Early in 2005, our concert Eclectica showcased a wide range of madrigals and other songs, secular and sacred — including music in seven different languages! With repertoire from this concert, we were awarded an Honourable Mention in the McDonald’s Performing Arts Challenge (formerly the City of Sydney Eisteddfod). In second semester 2005, we presented the Mozart Mass in C Minor, K427, in collaboration with SUSO.
The first semester of 2004 culminated for the Society in our concert Oriana and Ariana, held in the Refectory of the Holme Building at the University of Sydney on Thursday, 10 June 2004. In second semester, also in the Refectory, we presented Orazio Vecchi’s madrigal comedy “L’Amfiparnaso”.
Our major production for 2003 was Offenbach’s opera “The Tales of Hoffmann”, which was performed in the York Theatre at the Seymour Theatre Centre in September as part of Verge, the University of Sydney Union’s Performing Arts Festival. The production was conducted by Jennifer Condon and directed by William Evans. Anthony Phillips was the Producer and Kelly Fisher and David Gal the Executive Producers.

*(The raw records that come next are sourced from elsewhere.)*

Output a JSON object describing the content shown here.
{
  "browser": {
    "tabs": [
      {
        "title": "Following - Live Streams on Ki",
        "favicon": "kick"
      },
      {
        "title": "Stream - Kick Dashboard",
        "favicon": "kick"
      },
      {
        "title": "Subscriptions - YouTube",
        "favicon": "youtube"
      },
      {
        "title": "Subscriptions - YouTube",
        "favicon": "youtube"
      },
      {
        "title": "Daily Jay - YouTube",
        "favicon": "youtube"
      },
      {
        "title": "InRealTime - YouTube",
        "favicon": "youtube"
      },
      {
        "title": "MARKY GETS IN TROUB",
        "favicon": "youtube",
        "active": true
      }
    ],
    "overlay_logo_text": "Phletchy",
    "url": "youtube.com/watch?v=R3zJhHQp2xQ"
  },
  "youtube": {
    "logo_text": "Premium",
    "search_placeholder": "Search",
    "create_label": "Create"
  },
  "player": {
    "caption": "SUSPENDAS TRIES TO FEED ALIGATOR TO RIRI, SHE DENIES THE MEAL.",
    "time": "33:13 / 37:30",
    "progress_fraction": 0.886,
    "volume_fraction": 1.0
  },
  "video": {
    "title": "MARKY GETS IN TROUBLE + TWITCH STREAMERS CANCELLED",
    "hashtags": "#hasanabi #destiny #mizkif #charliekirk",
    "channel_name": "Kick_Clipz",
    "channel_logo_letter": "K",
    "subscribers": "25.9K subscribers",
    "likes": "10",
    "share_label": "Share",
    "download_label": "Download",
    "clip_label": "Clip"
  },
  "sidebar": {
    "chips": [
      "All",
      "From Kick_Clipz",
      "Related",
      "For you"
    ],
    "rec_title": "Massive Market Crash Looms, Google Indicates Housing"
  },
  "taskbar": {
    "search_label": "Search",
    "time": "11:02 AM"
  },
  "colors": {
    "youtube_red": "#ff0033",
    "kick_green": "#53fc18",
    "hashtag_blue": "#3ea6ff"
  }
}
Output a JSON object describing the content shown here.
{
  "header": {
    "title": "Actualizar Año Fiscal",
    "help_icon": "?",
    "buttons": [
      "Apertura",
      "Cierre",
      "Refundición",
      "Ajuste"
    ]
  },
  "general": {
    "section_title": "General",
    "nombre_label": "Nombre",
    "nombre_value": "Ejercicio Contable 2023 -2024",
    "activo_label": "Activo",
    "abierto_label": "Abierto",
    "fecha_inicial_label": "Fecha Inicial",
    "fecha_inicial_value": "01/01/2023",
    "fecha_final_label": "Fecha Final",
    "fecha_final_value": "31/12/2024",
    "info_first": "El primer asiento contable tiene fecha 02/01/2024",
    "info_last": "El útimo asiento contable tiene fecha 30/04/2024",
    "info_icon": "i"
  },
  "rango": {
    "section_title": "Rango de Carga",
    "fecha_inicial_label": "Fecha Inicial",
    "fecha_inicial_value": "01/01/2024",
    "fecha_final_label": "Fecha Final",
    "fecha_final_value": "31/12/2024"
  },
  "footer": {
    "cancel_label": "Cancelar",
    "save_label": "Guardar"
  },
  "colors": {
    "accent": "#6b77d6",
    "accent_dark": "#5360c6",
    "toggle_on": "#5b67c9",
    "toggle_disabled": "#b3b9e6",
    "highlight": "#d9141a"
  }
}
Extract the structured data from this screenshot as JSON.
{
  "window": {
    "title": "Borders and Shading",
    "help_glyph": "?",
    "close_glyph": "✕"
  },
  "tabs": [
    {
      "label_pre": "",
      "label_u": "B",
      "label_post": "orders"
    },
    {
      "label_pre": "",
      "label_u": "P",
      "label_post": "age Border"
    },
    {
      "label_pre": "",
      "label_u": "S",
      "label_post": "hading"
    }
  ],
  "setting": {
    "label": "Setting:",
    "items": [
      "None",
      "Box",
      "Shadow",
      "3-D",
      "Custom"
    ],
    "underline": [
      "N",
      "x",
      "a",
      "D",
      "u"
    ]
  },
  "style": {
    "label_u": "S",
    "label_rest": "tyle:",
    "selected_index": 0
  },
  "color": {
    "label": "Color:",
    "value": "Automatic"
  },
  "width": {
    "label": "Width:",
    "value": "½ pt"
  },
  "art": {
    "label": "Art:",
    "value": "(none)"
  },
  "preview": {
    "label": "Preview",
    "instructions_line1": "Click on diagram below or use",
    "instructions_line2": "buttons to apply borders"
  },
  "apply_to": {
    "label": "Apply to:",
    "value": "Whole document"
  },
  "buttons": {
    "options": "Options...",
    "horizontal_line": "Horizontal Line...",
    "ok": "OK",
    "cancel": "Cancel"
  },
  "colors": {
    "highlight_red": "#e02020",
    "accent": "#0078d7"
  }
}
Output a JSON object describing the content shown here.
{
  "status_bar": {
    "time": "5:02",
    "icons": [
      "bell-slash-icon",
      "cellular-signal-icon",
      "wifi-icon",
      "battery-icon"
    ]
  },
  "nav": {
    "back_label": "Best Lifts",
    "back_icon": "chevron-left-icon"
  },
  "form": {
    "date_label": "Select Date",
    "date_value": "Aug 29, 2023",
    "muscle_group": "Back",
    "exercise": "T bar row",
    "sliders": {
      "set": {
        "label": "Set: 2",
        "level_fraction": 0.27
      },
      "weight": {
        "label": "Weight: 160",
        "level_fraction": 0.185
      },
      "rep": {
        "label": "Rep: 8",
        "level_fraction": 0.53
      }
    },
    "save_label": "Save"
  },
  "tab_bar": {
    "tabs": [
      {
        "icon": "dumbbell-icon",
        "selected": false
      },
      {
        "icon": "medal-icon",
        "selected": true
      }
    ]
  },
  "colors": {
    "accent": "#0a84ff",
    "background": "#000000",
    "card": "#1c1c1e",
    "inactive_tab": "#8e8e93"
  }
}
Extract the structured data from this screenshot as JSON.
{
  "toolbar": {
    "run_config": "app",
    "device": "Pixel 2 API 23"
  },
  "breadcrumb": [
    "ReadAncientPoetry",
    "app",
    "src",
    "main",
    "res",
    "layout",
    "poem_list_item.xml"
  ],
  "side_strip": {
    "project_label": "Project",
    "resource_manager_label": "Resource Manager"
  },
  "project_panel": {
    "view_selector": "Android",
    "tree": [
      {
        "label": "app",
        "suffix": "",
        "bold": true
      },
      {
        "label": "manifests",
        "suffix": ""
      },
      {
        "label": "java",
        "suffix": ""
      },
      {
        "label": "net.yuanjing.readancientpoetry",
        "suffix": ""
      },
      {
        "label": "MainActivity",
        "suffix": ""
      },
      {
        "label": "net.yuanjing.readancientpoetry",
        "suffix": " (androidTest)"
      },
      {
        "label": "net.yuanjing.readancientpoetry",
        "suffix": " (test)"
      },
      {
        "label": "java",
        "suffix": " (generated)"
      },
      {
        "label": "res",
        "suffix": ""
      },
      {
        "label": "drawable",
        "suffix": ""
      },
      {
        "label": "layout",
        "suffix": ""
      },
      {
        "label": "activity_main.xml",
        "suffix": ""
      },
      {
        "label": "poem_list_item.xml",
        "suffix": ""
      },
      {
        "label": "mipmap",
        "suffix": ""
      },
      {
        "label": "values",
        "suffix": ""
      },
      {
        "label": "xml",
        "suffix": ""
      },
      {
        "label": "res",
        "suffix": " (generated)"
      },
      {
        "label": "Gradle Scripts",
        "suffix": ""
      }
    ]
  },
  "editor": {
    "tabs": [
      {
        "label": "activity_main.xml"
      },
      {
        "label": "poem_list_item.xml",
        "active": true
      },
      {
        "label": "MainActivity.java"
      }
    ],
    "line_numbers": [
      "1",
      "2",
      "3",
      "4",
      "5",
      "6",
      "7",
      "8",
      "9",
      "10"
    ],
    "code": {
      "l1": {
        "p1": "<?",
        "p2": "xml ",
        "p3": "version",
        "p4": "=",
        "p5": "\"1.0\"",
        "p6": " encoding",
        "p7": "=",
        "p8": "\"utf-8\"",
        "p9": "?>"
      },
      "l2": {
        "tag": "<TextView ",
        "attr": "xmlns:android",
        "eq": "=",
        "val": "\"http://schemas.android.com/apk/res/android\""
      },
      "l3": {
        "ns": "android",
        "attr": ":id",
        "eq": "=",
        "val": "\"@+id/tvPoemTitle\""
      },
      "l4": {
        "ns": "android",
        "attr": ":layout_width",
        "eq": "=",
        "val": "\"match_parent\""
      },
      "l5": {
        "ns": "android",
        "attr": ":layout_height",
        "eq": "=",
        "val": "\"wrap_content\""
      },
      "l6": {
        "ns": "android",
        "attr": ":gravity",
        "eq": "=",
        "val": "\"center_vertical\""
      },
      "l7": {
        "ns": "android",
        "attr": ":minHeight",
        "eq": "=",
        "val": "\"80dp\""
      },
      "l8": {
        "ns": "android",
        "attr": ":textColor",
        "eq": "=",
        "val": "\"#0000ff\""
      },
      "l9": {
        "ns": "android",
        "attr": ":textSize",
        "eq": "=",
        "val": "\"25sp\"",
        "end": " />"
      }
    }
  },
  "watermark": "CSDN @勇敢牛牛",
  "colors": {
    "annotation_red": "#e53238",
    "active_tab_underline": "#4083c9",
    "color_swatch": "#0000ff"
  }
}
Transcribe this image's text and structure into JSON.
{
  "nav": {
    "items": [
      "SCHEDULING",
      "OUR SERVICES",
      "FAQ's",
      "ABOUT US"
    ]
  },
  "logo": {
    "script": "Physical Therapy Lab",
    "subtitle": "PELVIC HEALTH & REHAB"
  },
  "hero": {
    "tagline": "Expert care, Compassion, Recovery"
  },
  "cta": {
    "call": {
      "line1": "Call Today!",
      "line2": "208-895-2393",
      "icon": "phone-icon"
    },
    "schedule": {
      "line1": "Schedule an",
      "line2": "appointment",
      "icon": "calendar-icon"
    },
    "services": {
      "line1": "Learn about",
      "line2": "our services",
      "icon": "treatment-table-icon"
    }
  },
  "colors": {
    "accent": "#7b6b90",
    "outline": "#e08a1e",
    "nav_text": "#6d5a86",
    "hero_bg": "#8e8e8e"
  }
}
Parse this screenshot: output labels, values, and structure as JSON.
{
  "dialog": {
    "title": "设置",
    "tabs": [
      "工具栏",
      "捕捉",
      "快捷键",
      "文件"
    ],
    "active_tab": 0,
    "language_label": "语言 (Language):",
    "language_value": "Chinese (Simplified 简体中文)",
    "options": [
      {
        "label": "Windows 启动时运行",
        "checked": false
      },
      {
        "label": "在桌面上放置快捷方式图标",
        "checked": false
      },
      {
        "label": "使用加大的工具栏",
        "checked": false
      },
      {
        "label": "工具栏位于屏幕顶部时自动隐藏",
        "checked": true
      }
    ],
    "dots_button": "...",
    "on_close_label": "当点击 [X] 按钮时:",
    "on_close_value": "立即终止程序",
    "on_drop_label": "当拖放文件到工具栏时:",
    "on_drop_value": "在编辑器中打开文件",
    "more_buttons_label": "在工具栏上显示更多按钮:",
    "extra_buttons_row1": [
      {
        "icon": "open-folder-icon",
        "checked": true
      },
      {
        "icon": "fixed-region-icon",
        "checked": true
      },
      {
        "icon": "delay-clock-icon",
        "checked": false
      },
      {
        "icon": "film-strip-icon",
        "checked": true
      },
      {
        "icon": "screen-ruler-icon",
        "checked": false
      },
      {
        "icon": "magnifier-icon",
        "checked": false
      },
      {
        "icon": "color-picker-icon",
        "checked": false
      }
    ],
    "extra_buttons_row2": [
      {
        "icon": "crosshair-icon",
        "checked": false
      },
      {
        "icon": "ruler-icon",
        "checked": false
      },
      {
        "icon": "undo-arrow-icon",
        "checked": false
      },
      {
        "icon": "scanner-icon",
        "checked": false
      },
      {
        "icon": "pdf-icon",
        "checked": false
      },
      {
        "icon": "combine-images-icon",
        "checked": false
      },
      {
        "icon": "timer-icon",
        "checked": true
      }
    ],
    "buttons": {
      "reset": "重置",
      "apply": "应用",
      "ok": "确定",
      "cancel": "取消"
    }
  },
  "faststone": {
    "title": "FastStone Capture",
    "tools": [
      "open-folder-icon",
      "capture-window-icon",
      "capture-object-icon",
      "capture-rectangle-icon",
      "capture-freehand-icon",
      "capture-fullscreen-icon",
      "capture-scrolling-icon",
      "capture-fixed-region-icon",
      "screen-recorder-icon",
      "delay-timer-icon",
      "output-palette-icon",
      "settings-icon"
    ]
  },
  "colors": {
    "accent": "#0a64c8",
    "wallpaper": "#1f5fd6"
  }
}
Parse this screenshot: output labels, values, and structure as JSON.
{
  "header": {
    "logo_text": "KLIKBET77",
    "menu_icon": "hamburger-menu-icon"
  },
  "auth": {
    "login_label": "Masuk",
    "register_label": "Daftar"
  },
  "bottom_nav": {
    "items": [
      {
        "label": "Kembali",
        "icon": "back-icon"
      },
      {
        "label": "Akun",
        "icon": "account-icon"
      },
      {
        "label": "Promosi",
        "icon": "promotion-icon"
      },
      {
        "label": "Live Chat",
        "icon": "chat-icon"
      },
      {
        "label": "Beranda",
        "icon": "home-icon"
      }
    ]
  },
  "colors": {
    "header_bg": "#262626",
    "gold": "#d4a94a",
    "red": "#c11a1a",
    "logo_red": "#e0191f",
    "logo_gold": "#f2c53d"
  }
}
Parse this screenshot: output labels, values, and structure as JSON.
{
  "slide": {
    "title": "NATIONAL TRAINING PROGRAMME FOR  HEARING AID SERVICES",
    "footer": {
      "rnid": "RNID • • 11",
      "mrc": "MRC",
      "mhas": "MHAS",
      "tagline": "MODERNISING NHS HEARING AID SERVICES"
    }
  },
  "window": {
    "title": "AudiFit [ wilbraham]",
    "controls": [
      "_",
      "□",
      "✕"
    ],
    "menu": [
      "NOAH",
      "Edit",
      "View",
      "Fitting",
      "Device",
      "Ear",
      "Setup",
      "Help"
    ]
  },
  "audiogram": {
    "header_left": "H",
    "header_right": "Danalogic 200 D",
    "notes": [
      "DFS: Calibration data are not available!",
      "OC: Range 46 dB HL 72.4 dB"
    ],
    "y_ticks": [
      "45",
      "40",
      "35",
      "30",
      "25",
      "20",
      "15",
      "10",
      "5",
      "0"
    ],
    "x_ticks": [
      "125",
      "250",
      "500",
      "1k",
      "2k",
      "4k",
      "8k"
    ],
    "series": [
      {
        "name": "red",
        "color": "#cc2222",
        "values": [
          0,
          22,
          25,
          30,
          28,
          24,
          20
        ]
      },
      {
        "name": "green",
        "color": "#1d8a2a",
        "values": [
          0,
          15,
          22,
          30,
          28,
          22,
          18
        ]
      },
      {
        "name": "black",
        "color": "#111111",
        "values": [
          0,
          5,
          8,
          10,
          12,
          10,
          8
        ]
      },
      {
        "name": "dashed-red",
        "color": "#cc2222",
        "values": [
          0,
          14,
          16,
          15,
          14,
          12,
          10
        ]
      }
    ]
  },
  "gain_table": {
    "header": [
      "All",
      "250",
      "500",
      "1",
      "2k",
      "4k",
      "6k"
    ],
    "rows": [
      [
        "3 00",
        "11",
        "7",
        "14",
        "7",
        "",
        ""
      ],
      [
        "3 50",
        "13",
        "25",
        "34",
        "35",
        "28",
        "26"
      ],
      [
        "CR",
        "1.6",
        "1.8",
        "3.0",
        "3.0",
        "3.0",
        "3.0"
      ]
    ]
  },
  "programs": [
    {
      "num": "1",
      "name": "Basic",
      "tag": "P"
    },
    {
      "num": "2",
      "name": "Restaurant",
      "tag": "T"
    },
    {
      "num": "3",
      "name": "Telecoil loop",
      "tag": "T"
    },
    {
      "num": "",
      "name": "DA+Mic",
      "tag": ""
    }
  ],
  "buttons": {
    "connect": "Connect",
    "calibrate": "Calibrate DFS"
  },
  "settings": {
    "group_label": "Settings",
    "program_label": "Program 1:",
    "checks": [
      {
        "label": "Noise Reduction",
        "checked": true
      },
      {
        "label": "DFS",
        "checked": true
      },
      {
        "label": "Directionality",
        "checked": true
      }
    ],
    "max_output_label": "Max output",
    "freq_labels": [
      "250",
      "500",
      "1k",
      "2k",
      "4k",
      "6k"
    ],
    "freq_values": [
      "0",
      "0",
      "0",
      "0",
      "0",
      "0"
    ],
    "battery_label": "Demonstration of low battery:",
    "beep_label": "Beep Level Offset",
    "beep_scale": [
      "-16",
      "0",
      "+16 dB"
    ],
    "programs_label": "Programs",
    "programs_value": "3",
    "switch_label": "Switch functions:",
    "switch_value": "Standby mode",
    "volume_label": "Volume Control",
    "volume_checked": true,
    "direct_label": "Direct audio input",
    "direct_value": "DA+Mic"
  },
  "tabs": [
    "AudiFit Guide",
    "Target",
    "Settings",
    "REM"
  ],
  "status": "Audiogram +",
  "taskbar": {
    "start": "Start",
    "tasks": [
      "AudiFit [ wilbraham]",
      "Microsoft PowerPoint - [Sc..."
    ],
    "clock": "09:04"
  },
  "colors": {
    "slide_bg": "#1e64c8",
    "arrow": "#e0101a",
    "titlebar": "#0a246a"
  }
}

In 2002, we performed a concert entitled Sweet Adieu, which was held in the Holme Refectory. The concert showcased the choir as a whole as well as some smaller groups formed for the occasion, singing music both ancient and modern.
We performed Henry Purcell’s opera “Dido & Aeneas” as part of the University’s Sesquicentenary Celebrations in 2001. The performances, held in the Great Hall at the University, were conducted by David Mackay. The production was directed by Kelly Fisher and produced by David Gal, with Michelle Imison as Associate Producer.